Sugar and hardware had to be imported from the beginning, and at first were paid for with pelts. When farm production began to exceed consumption, farmers sought means of exchanging their surplus products for the articles they had to buy. A system of country merchandising based upon exchange of products developed, and farming for the market began.

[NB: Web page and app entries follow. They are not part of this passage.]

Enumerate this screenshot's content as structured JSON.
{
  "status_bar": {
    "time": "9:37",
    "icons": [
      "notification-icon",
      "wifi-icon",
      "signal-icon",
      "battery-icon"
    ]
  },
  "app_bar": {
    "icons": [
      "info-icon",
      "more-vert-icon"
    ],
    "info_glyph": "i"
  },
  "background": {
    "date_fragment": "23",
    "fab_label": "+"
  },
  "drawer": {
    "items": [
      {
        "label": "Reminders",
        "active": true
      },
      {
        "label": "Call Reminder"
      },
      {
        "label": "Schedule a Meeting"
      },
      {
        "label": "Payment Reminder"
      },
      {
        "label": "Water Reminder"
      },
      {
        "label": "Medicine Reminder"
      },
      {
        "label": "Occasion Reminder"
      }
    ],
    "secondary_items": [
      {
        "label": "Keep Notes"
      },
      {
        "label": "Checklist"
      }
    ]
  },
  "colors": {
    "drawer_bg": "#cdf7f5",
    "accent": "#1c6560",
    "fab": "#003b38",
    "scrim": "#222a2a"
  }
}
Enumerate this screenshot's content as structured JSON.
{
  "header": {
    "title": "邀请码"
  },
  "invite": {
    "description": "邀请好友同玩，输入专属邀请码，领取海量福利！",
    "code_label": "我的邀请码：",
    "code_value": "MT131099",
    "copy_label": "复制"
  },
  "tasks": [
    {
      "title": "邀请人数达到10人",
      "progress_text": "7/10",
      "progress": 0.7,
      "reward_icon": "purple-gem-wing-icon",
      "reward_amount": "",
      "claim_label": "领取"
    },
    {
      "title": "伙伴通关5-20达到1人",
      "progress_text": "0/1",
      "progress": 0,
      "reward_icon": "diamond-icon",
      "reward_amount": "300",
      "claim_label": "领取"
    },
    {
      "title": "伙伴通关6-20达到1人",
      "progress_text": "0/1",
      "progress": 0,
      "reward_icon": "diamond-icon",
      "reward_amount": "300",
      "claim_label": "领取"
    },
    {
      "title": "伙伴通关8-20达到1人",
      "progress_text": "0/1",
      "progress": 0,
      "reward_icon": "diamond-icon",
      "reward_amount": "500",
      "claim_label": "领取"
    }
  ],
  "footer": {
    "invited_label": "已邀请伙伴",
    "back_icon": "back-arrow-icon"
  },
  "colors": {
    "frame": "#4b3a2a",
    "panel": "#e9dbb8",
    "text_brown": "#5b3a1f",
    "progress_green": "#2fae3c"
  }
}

Prohibitive freight costs over the Appalachian Mountains made eastward shipment uneconomic for all except commodities of high value in proportion to bulk and weight. The Ohio and Mississippi Rivers, which border Kentucky for more than 700 miles, and tributaries of the Ohio that flow across and through the State, give Kentucky more miles of major navigable streams than any other State. With a mountain barrier to the east and a water route down the Ohio and Mississippi to New Orleans and the Gulf of Mexico, river transportation reached a high stage of development, especially after the coming of the steamboat. This profoundly affected agriculture, and partly accounts for the high rank of Kentucky as an agricultural State for approximately seventy-five years preceding the War between the States. In 1839 Kentucky was first in the production of hemp, second in the production of both corn and hogs (with Tennessee ranking first), fourth in the production of oats and rye, and one of the leading tobacco, wheat, and beef producing States. The influence of Kentucky farmers, represented in Congress by Henry Clay, contributed to the establishment of a protective tariff. Competition of imported fibers with hemp induced Kentucky farmers to endorse the policy of protection.